From this question: Is this site limited to discussions of electronic security? it would seem like questions regarding security in terms of physical information assets are allowed. A passport has Personally Identifiable Information (PII) in it, and people would be interested in the security aspect of it's transportation.
A post on Stack Exchange can contain a link to any website. This is no different from any other website. Like pretty much any website with externally contributed content, even if you trust the site owners, you can't trust all the contributors.
A post on Stack Exchange can embed images. Those images can be hosted on any website. Images are normally not ...
I'm in two minds on this. From my own perspective, working in a heavily regulated industry, I know it doesn't materially change any of our privacy related work - it just increases the level of controls required, and clarifies some of the detail. But for many other industries, and for small companies, GDPR is really the first key driver they have in the ...

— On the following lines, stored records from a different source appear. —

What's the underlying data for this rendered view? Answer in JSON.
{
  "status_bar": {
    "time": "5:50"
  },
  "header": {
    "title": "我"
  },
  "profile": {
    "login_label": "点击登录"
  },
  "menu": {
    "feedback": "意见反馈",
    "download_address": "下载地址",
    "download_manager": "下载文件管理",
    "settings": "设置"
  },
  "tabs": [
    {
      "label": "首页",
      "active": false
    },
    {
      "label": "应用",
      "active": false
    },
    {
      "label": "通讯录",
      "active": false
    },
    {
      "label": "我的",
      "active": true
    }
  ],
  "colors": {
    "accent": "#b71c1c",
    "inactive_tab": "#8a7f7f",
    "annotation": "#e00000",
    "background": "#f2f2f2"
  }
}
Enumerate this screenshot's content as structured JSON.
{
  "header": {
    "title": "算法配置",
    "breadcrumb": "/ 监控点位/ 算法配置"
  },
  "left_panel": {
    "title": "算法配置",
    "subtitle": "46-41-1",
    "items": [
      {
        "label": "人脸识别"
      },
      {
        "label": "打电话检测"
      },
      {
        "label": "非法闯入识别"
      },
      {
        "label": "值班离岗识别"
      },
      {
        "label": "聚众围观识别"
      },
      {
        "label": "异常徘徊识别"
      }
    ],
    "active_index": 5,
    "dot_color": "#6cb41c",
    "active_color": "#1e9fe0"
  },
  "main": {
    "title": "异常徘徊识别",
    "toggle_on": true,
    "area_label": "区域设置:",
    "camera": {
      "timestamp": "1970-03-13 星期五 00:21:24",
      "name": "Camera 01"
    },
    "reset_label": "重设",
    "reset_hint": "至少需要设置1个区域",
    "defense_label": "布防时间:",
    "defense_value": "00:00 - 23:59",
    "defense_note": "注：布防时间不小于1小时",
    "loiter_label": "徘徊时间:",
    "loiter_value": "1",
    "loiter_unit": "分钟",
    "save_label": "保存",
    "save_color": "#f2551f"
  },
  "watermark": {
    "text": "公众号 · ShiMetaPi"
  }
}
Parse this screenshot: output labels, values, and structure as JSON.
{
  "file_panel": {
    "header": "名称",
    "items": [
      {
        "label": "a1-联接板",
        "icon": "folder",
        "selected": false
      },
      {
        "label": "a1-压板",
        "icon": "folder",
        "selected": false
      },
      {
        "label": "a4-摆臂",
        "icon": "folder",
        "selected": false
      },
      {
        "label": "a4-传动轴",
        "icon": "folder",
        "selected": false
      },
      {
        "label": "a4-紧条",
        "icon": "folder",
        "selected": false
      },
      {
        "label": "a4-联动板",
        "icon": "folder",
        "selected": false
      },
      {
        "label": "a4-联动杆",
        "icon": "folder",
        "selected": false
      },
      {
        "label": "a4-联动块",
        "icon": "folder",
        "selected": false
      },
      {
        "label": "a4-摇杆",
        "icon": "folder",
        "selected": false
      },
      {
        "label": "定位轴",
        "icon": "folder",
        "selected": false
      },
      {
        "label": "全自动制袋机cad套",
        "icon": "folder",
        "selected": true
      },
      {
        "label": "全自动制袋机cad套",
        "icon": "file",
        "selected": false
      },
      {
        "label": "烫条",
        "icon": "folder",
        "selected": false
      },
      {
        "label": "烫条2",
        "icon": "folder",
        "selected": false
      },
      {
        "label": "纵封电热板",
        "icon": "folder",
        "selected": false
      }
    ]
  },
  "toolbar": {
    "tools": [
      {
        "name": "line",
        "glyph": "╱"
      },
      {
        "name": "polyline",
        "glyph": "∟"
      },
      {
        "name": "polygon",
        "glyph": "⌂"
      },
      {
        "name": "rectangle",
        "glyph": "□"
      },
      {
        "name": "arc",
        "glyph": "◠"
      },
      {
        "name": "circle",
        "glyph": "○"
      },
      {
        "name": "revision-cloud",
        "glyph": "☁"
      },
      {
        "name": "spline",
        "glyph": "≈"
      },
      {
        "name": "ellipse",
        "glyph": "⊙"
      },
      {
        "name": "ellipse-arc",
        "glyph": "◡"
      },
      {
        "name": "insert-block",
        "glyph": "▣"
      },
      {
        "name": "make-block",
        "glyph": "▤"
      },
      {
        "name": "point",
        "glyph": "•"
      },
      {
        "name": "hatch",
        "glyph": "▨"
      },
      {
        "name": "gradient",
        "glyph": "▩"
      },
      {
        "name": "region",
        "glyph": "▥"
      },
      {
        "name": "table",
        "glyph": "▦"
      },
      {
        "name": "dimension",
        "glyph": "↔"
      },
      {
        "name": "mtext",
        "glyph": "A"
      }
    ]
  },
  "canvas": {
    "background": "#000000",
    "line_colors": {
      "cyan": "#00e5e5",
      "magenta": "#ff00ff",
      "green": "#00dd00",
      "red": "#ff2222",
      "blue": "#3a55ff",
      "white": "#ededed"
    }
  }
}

Yes, it appears so. At least basic tools find no EXIF data, I haven't dug in with specialized forensic tools. The image is also recompressed.
$ exif IMG_20131019_163230.jpg # the original image (taken by my phone camera)
EXIF tags in 'IMG_20131019_163230.jpg' ('Intel' byte order):
Easy to test, I just uploaded a small picture taken with my phone, and ran exiv2 on it:
File name : sample.jpg
File size : 23428 Bytes
MIME type : image/jpeg
Image size : 204 x 153
Camera make : SAMSUNG
Camera model : GT-I9300
Then I uploaded it here:
The md5sum differs, and the file does not seem contain any Exif data:
It doesn't have anything to do with security or privacy.
One may not like the way Facebook works, but when you sign up to Facebook on your phone you give them permission to read all your contacts.
You may not like that level of privacy invasion, but you did agree to it - not on topic here.
Stack Exchange is built on the idea that all the information is made public (except who voted for what). They even frown on private chat rooms. Thus, the best practice for private or sensitive information is to abstain from publishing it.
Instead, what really rocks in answers is to explain diagnosis methodology and tools, so that the owner of the ...
I suggest removing the parts (by taping them before scanning) that are not necessary to match your picture with your name, i.e. the password and serial numbers. Ask the party requesting the password scan about the purpose of this to figure out which parts are essential to them, why they would need them, how they would store the scan and when they would ...